CVS is now offering walk-in COVID-19 vaccine appointments at hundreds of Massachusetts locations, a spokesman said Wednesday.
“CVS Health announced today that it is now accepting walk-in COVID-19 appointments at CVS Pharmacy locations across the country, including 389 locations in MA, with no appointment necessary,” said company spokesman Matt Blanchette via email. “Same-day scheduling, including appointments as soon as one hour from time of scheduling, is also available at CVS.com.”
Blanchette said the company’s vaccination drive remains in high gear from coast to coast.
“As of May 5, CVS Health is now vaccinating in more than 8,300 stores across 49 states, Puerto Rico and Washington, D.C., and has surpassed 17 million COVID-19 vaccine doses administered through its participation in the Pharmacy Partnership for Long-Term Care Program and Federal Retail Pharmacy Program,” Blanchette wrote. “Second dose compliance is more than 90 percent at CVS Health locations.”

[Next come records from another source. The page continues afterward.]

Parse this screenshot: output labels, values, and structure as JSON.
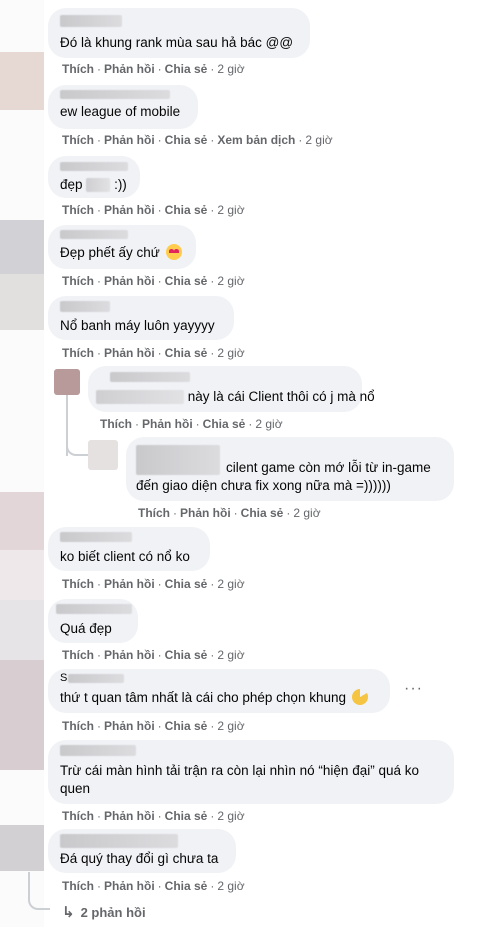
{
  "comments": [
    {
      "text": "Đó là khung rank mùa sau hả bác @@",
      "like": "Thích",
      "reply": "Phản hồi",
      "share": "Chia sẻ",
      "time": "2 giờ"
    },
    {
      "text": "ew league of mobile",
      "like": "Thích",
      "reply": "Phản hồi",
      "share": "Chia sẻ",
      "translate": "Xem bản dịch",
      "time": "2 giờ"
    },
    {
      "text_prefix": "đẹp",
      "text_suffix": ":))",
      "like": "Thích",
      "reply": "Phản hồi",
      "share": "Chia sẻ",
      "time": "2 giờ"
    },
    {
      "text": "Đẹp phết ấy chứ",
      "emoji": "heart-eyes-emoji",
      "like": "Thích",
      "reply": "Phản hồi",
      "share": "Chia sẻ",
      "time": "2 giờ"
    },
    {
      "text": "Nổ banh máy luôn yayyyy",
      "like": "Thích",
      "reply": "Phản hồi",
      "share": "Chia sẻ",
      "time": "2 giờ"
    }
  ],
  "replies_thread": [
    {
      "text": "này là cái Client thôi có j mà nổ",
      "like": "Thích",
      "reply": "Phản hồi",
      "share": "Chia sẻ",
      "time": "2 giờ"
    },
    {
      "line1": "cilent game còn mớ lỗi từ in-game",
      "line2": "đến giao diện chưa fix xong nữa mà =))))))",
      "like": "Thích",
      "reply": "Phản hồi",
      "share": "Chia sẻ",
      "time": "2 giờ"
    }
  ],
  "comments2": [
    {
      "text": "ko biết client có nổ ko",
      "like": "Thích",
      "reply": "Phản hồi",
      "share": "Chia sẻ",
      "time": "2 giờ"
    },
    {
      "text": "Quá đẹp",
      "like": "Thích",
      "reply": "Phản hồi",
      "share": "Chia sẻ",
      "time": "2 giờ"
    },
    {
      "name_initial": "S",
      "text": "thứ t quan tâm nhất là cái cho phép chọn khung",
      "emoji": "pacman-emoji",
      "like": "Thích",
      "reply": "Phản hồi",
      "share": "Chia sẻ",
      "time": "2 giờ"
    },
    {
      "line1": "Trừ cái màn hình tải trận ra còn lại nhìn nó “hiện đại” quá ko",
      "line2": "quen",
      "like": "Thích",
      "reply": "Phản hồi",
      "share": "Chia sẻ",
      "time": "2 giờ"
    },
    {
      "text": "Đá quý thay đổi gì chưa ta",
      "like": "Thích",
      "reply": "Phản hồi",
      "share": "Chia sẻ",
      "time": "2 giờ"
    }
  ],
  "view_replies": "2 phản hồi",
  "icons": {
    "reply_arrow": "reply-arrow-icon",
    "more": "more-options-icon"
  }
}
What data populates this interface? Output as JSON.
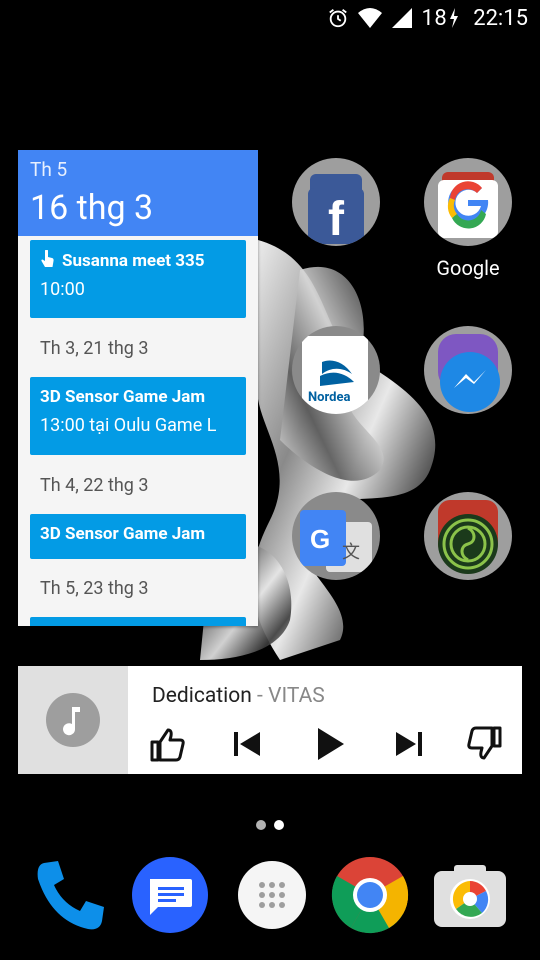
{
  "status": {
    "battery": "18",
    "time": "22:15"
  },
  "calendar": {
    "weekday": "Th 5",
    "date": "16 thg 3",
    "events": [
      {
        "title": "Susanna meet 335",
        "time": "10:00"
      },
      {
        "title": "3D Sensor Game Jam",
        "time": "13:00 tại Oulu Game L"
      },
      {
        "title": "3D Sensor Game Jam",
        "time": ""
      }
    ],
    "day_headers": [
      "Th 3, 21 thg 3",
      "Th 4, 22 thg 3",
      "Th 5, 23 thg 3"
    ]
  },
  "apps": {
    "google_label": "Google",
    "nordea_label": "Nordea"
  },
  "music": {
    "title": "Dedication",
    "separator": " - ",
    "artist": "VITAS"
  },
  "colors": {
    "calendar_header": "#4285f4",
    "event_blue": "#039be5",
    "facebook": "#3b5998",
    "messenger": "#1e88e5"
  },
  "icons": [
    "alarm-icon",
    "wifi-icon",
    "signal-icon",
    "battery-charging-icon",
    "thumbs-up-icon",
    "previous-icon",
    "play-icon",
    "next-icon",
    "thumbs-down-icon",
    "phone-icon",
    "messages-icon",
    "app-drawer-icon",
    "chrome-icon",
    "camera-icon"
  ]
}
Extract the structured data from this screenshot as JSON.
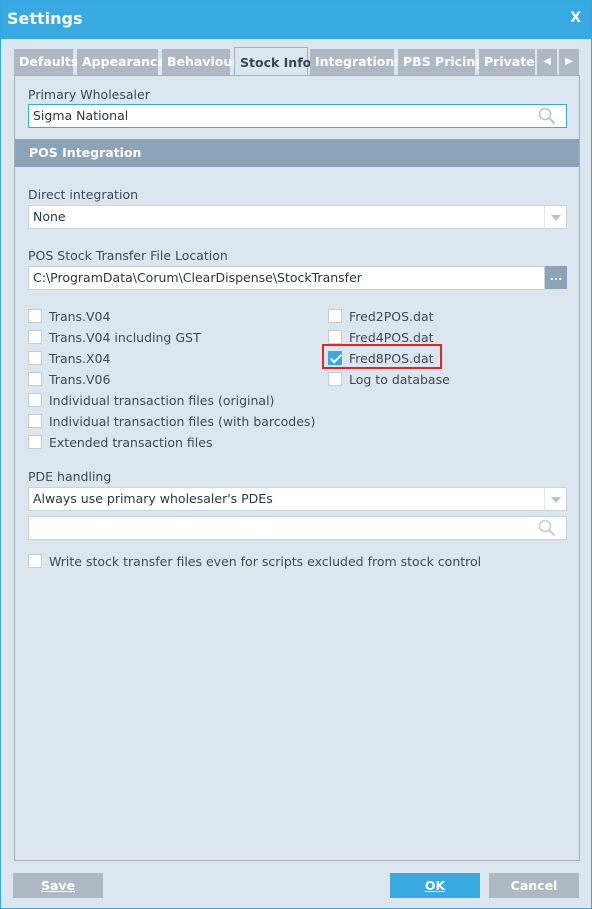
{
  "window": {
    "title": "Settings",
    "close_label": "X"
  },
  "tabs": [
    {
      "label": "Defaults"
    },
    {
      "label": "Appearance"
    },
    {
      "label": "Behaviour"
    },
    {
      "label": "Stock Info",
      "active": true
    },
    {
      "label": "Integrations"
    },
    {
      "label": "PBS Pricing"
    },
    {
      "label": "Private P"
    }
  ],
  "tab_scroll": {
    "left": "◀",
    "right": "▶"
  },
  "primary_wholesaler": {
    "label": "Primary Wholesaler",
    "value": "Sigma National"
  },
  "pos_integration": {
    "header": "POS Integration",
    "direct_integration": {
      "label": "Direct integration",
      "value": "None"
    },
    "file_location": {
      "label": "POS Stock Transfer File Location",
      "value": "C:\\ProgramData\\Corum\\ClearDispense\\StockTransfer",
      "browse_label": "..."
    },
    "left_options": [
      {
        "label": "Trans.V04",
        "checked": false
      },
      {
        "label": "Trans.V04 including GST",
        "checked": false
      },
      {
        "label": "Trans.X04",
        "checked": false
      },
      {
        "label": "Trans.V06",
        "checked": false
      },
      {
        "label": "Individual transaction files (original)",
        "checked": false
      },
      {
        "label": "Individual transaction files (with barcodes)",
        "checked": false
      },
      {
        "label": "Extended transaction files",
        "checked": false
      }
    ],
    "right_options": [
      {
        "label": "Fred2POS.dat",
        "checked": false
      },
      {
        "label": "Fred4POS.dat",
        "checked": false
      },
      {
        "label": "Fred8POS.dat",
        "checked": true
      },
      {
        "label": "Log to database",
        "checked": false
      }
    ],
    "pde_handling": {
      "label": "PDE handling",
      "value": "Always use primary wholesaler's PDEs",
      "search_value": ""
    },
    "write_stock_transfer": {
      "label": "Write stock transfer files even for scripts excluded from stock control",
      "checked": false
    }
  },
  "footer": {
    "save_label": "Save",
    "ok_label": "OK",
    "cancel_label": "Cancel"
  },
  "colors": {
    "accent": "#39a9e1",
    "section_header": "#8da3b8",
    "disabled_button": "#aeb9c4",
    "highlight": "#e0262b"
  },
  "icons": {
    "search": "search-icon",
    "dropdown": "chevron-down-icon",
    "check": "check-icon"
  }
}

Karen S. Lynch, CVS Health’s president and CEO, lauded the vaccine drive in a statement.
“We continue to orchestrate an all-out effort to vaccinate the nation against COVID-19,” Lynch said. “Thanks to the dedication and effort of our colleagues, I am proud to say we helped achieve the President’s accelerated 100-day goal of 200 million vaccines and have administered over 17 million COVID-19 vaccine doses to date. Our customers continue to give us high satisfaction scores based on their interactions with colleagues and our customer-centric digital approach for scheduling appointments.”
Walmart and Sam’s Club are on a similar wavelength, according to a Tuesday statement from Walmart that said COVID-19 vaccines “are now available to customers and associates in all of their more than 5,100 pharmacy locations nationwide, across 49 states, Puerto Rico and Washington, D.C.,” and that the shots are being administered “via both walk-up and pre-scheduled appointments.”

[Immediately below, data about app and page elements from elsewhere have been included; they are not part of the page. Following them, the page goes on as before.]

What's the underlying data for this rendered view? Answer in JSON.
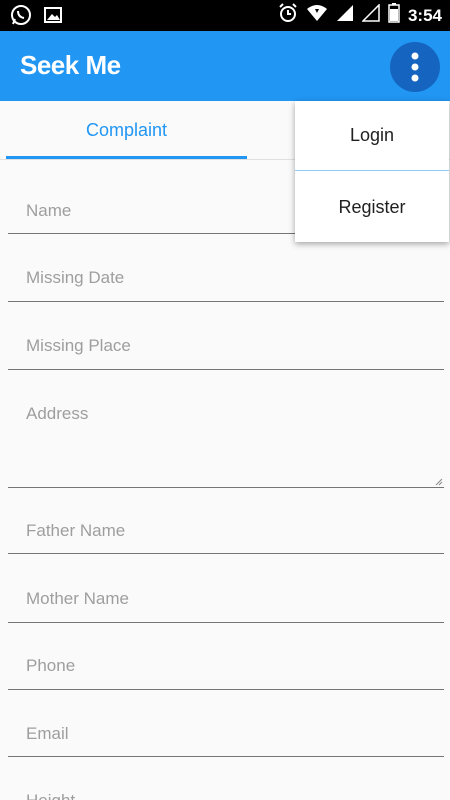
{
  "status_bar": {
    "time": "3:54",
    "icons": [
      "whatsapp-icon",
      "image-icon",
      "alarm-icon",
      "wifi-icon",
      "signal-icon",
      "signal-empty-icon",
      "battery-icon"
    ]
  },
  "app_bar": {
    "title": "Seek Me",
    "menu_icon": "more-vert-icon",
    "color": "#2196f3"
  },
  "tabs": [
    {
      "label": "Complaint",
      "selected": true
    }
  ],
  "form": {
    "fields": [
      {
        "placeholder": "Name"
      },
      {
        "placeholder": "Missing Date"
      },
      {
        "placeholder": "Missing Place"
      },
      {
        "placeholder": "Address"
      },
      {
        "placeholder": "Father Name"
      },
      {
        "placeholder": "Mother Name"
      },
      {
        "placeholder": "Phone"
      },
      {
        "placeholder": "Email"
      },
      {
        "placeholder": "Height"
      }
    ]
  },
  "menu": {
    "items": [
      {
        "label": "Login"
      },
      {
        "label": "Register"
      }
    ]
  }
}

Walmart owns Sam’s Club.
“Now that supply and eligibility have expanded, it’s even more important for us to reach underserved and vulnerable populations to ensure equitable distribution of the COVID-19 vaccine,” said Dr. Cheryl Pegus, Walmart’s executive vice president for health and wellness, in the company statement. “Widespread vaccination is the only way we will eventually end the pandemic and help our country reopen, and we don’t want anyone to get left behind as we enter this new chapter in our fight against COVID-19.”

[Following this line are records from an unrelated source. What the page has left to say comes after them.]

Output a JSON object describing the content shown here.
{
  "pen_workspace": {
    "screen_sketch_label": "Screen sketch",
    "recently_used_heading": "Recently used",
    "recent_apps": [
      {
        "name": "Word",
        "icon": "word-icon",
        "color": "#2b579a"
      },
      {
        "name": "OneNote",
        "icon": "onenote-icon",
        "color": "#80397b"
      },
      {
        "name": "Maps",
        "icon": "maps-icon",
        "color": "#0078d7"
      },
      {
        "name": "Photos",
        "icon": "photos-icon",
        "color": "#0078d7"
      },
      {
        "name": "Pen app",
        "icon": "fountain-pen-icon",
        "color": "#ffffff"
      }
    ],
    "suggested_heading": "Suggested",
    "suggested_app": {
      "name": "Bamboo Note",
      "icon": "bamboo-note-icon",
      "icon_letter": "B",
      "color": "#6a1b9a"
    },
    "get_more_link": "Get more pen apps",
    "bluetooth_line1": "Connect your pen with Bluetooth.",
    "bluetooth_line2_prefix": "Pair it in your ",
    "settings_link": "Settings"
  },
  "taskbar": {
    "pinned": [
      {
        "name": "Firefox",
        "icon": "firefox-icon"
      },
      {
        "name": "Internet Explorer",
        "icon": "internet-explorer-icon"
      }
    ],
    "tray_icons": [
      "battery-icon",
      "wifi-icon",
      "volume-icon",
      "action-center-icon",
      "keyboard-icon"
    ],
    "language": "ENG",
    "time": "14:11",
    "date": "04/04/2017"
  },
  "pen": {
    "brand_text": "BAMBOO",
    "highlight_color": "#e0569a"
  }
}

The move comes after Governor Charlie Baker announced Monday that Massachusetts plans to close four of the state’s seven mass vaccination sites by the end of June, with the Commonwealth and other New England states leading the nation in the rate of people who have received at least one shot of a COVID-19 vaccine.
Moderna and Pfizer require two shots over a period of several weeks, while the J&J vaccine is a one-shot vaccination.
About 6.3 million doses of all three vaccines had been administered in Massachusetts as of Tuesday, with 2.6 million residents fully vaccinated, state officials said via Twitter.
“Now that we believe we are going to hit the 4.1 million goal we started with in the next few weeks, it’s time to adapt our vaccination effort to make sure we get to some of the harder-to-reach populations,” Baker said Monday during a State House briefing.
Material from prior Globe stories was used in this report.
Travis Andersen can be reached at firstname.lastname@example.org.